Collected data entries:
○ ○ ○ ○

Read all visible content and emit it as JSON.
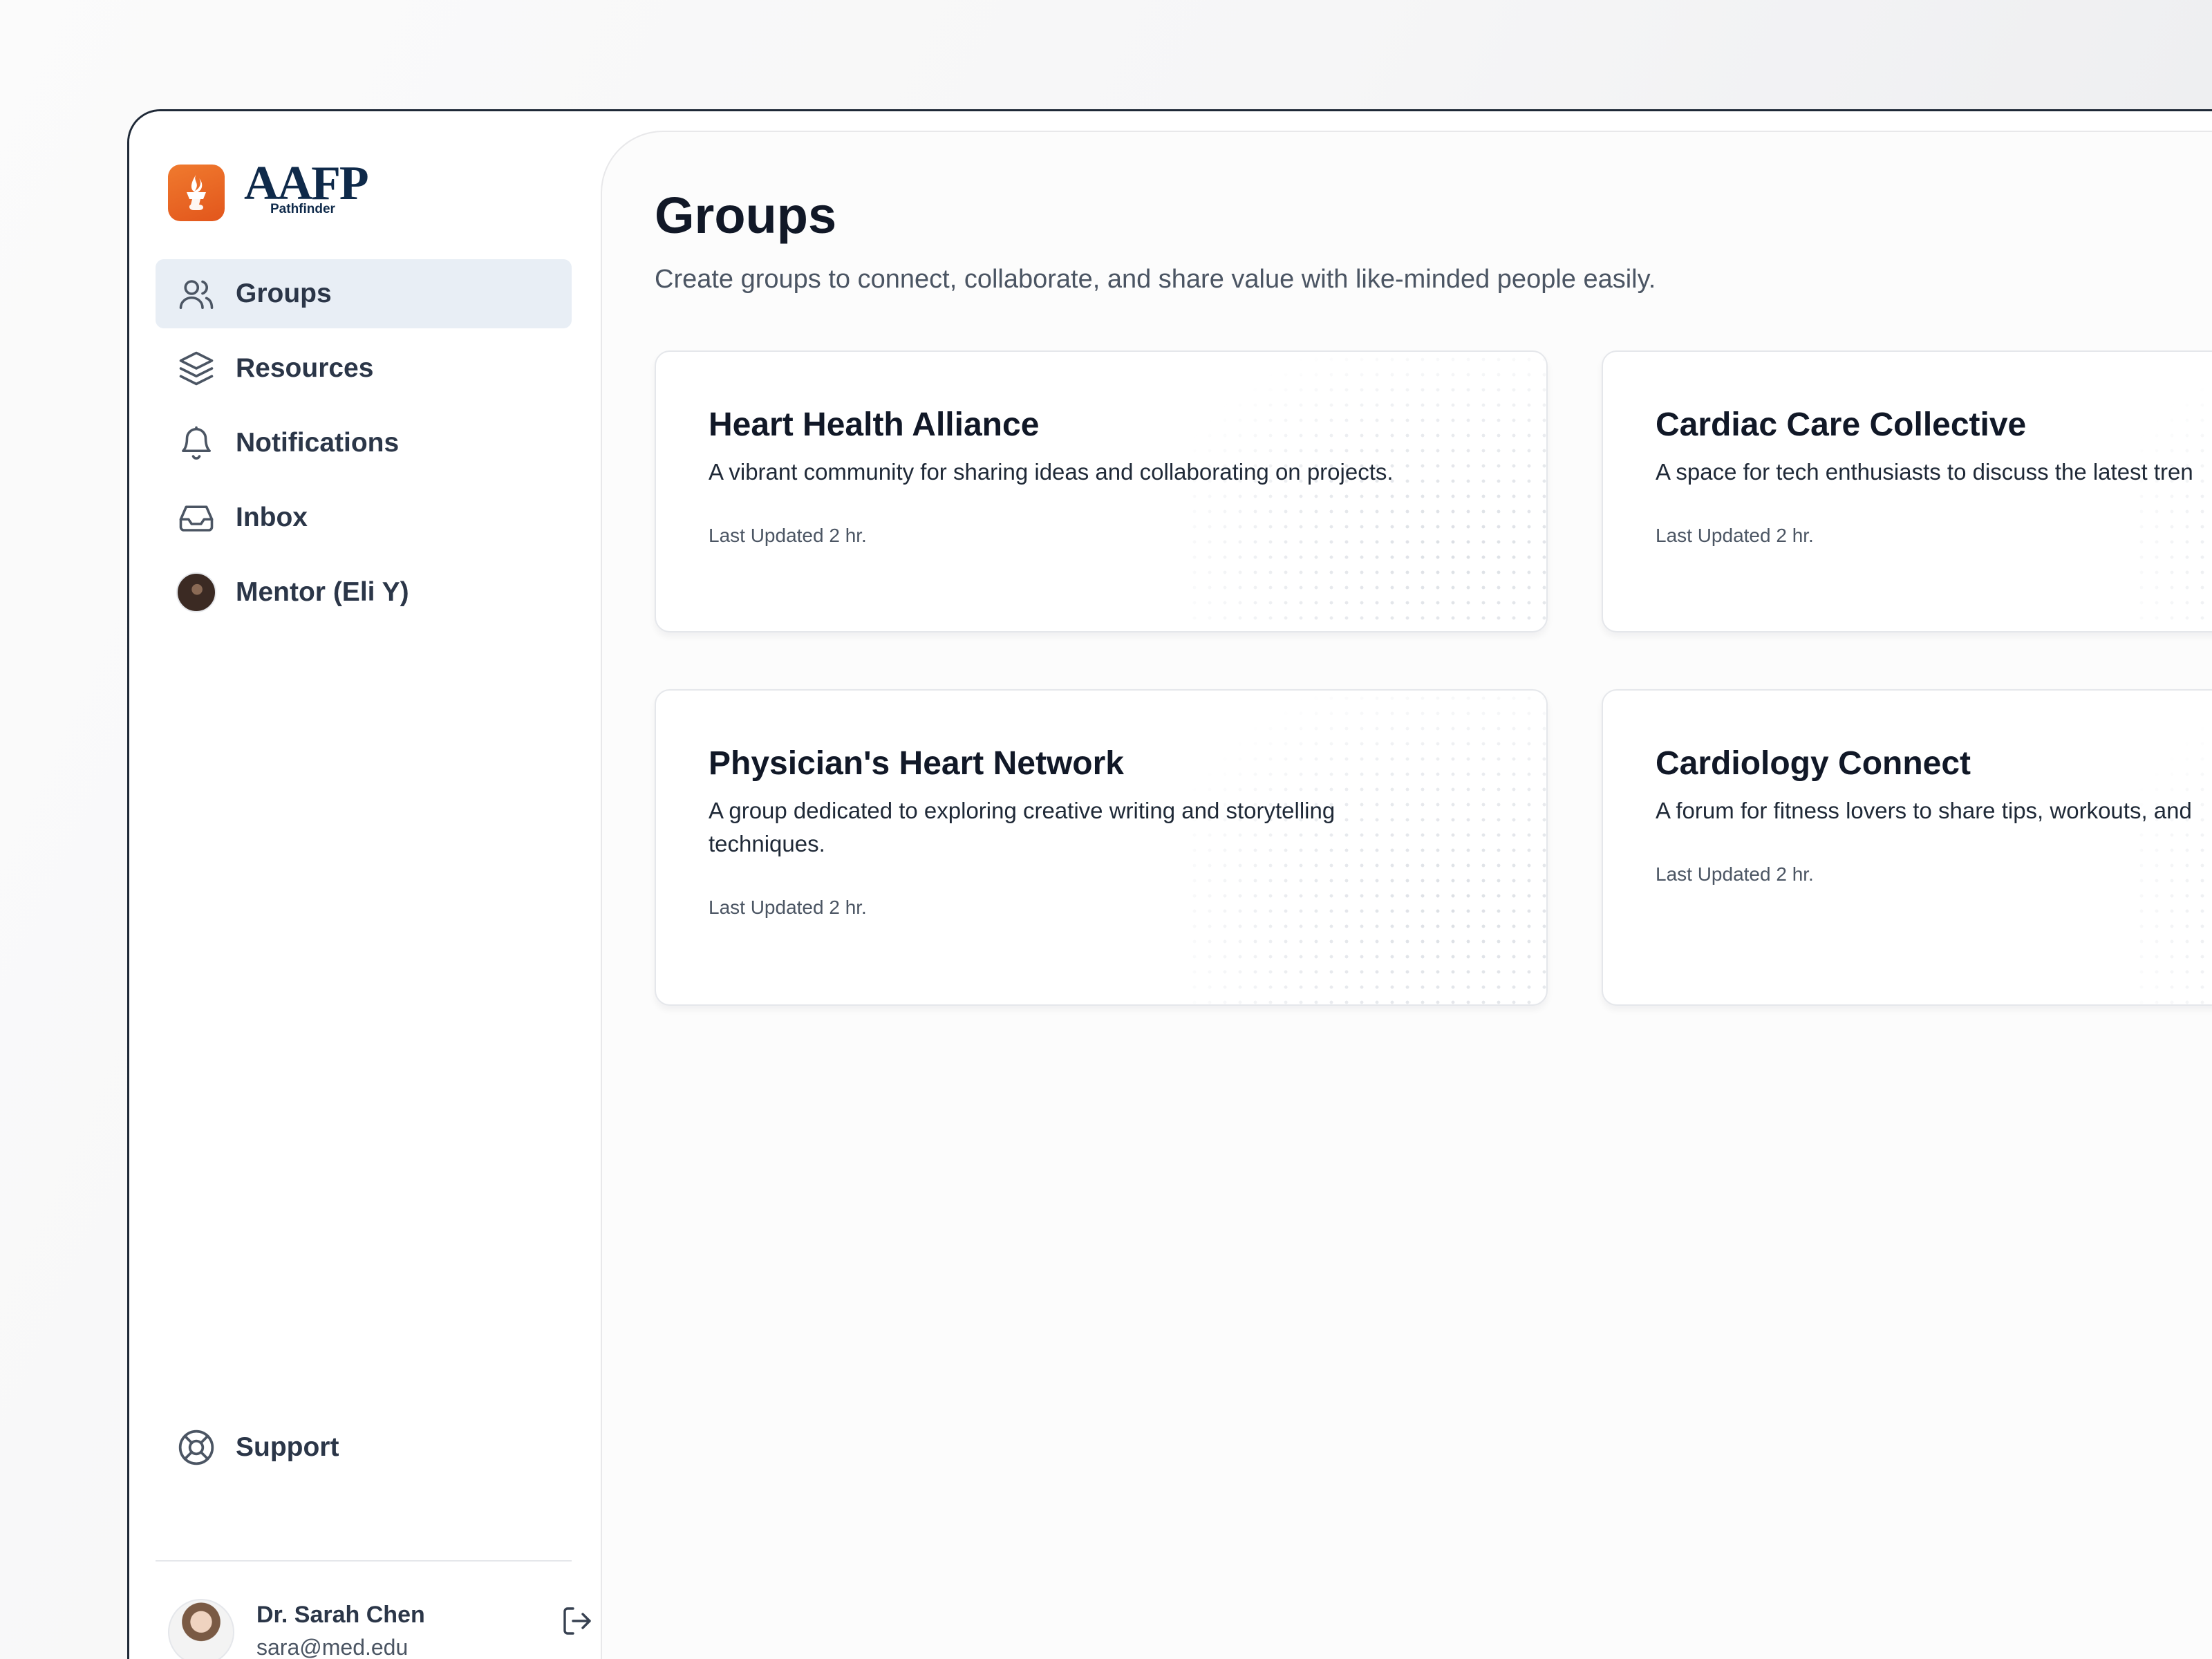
{
  "brand": {
    "wordmark": "AAFP",
    "sub": "Pathfinder",
    "accent_color": "#E8601F"
  },
  "sidebar": {
    "items": [
      {
        "label": "Groups",
        "icon": "users-icon",
        "active": true
      },
      {
        "label": "Resources",
        "icon": "layers-icon",
        "active": false
      },
      {
        "label": "Notifications",
        "icon": "bell-icon",
        "active": false
      },
      {
        "label": "Inbox",
        "icon": "inbox-icon",
        "active": false
      },
      {
        "label": "Mentor (Eli Y)",
        "icon": "mentor-avatar",
        "active": false
      }
    ],
    "support_label": "Support",
    "user": {
      "name": "Dr. Sarah Chen",
      "email": "sara@med.edu"
    }
  },
  "main": {
    "title": "Groups",
    "subtitle": "Create groups to connect, collaborate, and share value with like-minded people easily.",
    "groups": [
      {
        "title": "Heart Health Alliance",
        "description": "A vibrant community for sharing ideas and collaborating on projects.",
        "updated": "Last Updated 2 hr."
      },
      {
        "title": "Cardiac Care Collective",
        "description": "A space for tech enthusiasts to discuss the latest tren",
        "updated": "Last Updated 2 hr."
      },
      {
        "title": "Physician's Heart Network",
        "description": "A group dedicated to exploring creative writing and storytelling techniques.",
        "updated": "Last Updated 2 hr."
      },
      {
        "title": "Cardiology Connect",
        "description": "A forum for fitness lovers to share tips, workouts, and",
        "updated": "Last Updated 2 hr."
      }
    ]
  }
}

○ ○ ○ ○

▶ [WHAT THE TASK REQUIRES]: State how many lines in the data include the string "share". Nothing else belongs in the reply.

▶ [OUTPUT FOR THIS TASK]: 2